**What to produce:** Leaving the pictures aside, reproduce the data in full and word for word.
[[ Data records, beginning ]]
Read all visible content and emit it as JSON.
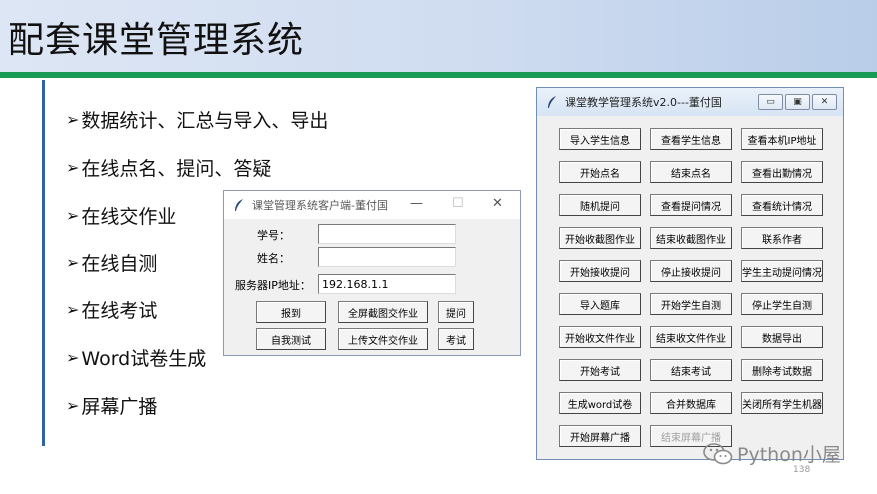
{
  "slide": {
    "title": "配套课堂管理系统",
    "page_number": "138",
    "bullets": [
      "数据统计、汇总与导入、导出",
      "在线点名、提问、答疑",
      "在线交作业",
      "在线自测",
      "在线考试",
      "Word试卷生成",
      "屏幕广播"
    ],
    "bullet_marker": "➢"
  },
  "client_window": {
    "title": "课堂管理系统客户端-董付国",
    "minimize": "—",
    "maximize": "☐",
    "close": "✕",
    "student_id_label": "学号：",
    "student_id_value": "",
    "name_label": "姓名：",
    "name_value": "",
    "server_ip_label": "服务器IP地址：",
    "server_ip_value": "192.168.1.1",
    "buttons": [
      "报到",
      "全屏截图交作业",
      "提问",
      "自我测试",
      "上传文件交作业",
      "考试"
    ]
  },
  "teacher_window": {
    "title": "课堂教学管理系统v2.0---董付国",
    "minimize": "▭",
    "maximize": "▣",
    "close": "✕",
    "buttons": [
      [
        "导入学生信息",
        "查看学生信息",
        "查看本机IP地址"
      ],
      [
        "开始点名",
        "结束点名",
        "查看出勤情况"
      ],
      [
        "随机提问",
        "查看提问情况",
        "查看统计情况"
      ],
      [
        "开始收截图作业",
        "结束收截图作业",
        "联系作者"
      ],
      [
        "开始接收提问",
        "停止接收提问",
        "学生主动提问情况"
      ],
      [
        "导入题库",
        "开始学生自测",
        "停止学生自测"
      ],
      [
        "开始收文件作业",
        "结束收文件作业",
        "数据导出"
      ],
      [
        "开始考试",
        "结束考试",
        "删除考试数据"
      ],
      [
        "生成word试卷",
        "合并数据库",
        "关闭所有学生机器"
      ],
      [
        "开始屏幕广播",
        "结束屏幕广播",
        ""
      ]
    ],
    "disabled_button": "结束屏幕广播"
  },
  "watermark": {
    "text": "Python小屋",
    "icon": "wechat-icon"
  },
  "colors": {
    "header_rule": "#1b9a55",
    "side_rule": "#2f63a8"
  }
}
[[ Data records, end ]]
**Answer to this exercise:**
Read all visible content and emit it as JSON.
{
  "slide": {
    "title": "配套课堂管理系统",
    "page_number": "138",
    "bullets": [
      "数据统计、汇总与导入、导出",
      "在线点名、提问、答疑",
      "在线交作业",
      "在线自测",
      "在线考试",
      "Word试卷生成",
      "屏幕广播"
    ],
    "bullet_marker": "➢"
  },
  "client_window": {
    "title": "课堂管理系统客户端-董付国",
    "minimize": "—",
    "maximize": "☐",
    "close": "✕",
    "student_id_label": "学号：",
    "student_id_value": "",
    "name_label": "姓名：",
    "name_value": "",
    "server_ip_label": "服务器IP地址：",
    "server_ip_value": "192.168.1.1",
    "buttons": [
      "报到",
      "全屏截图交作业",
      "提问",
      "自我测试",
      "上传文件交作业",
      "考试"
    ]
  },
  "teacher_window": {
    "title": "课堂教学管理系统v2.0---董付国",
    "minimize": "▭",
    "maximize": "▣",
    "close": "✕",
    "buttons": [
      [
        "导入学生信息",
        "查看学生信息",
        "查看本机IP地址"
      ],
      [
        "开始点名",
        "结束点名",
        "查看出勤情况"
      ],
      [
        "随机提问",
        "查看提问情况",
        "查看统计情况"
      ],
      [
        "开始收截图作业",
        "结束收截图作业",
        "联系作者"
      ],
      [
        "开始接收提问",
        "停止接收提问",
        "学生主动提问情况"
      ],
      [
        "导入题库",
        "开始学生自测",
        "停止学生自测"
      ],
      [
        "开始收文件作业",
        "结束收文件作业",
        "数据导出"
      ],
      [
        "开始考试",
        "结束考试",
        "删除考试数据"
      ],
      [
        "生成word试卷",
        "合并数据库",
        "关闭所有学生机器"
      ],
      [
        "开始屏幕广播",
        "结束屏幕广播",
        ""
      ]
    ],
    "disabled_button": "结束屏幕广播"
  },
  "watermark": {
    "text": "Python小屋",
    "icon": "wechat-icon"
  },
  "colors": {
    "header_rule": "#1b9a55",
    "side_rule": "#2f63a8"
  }
}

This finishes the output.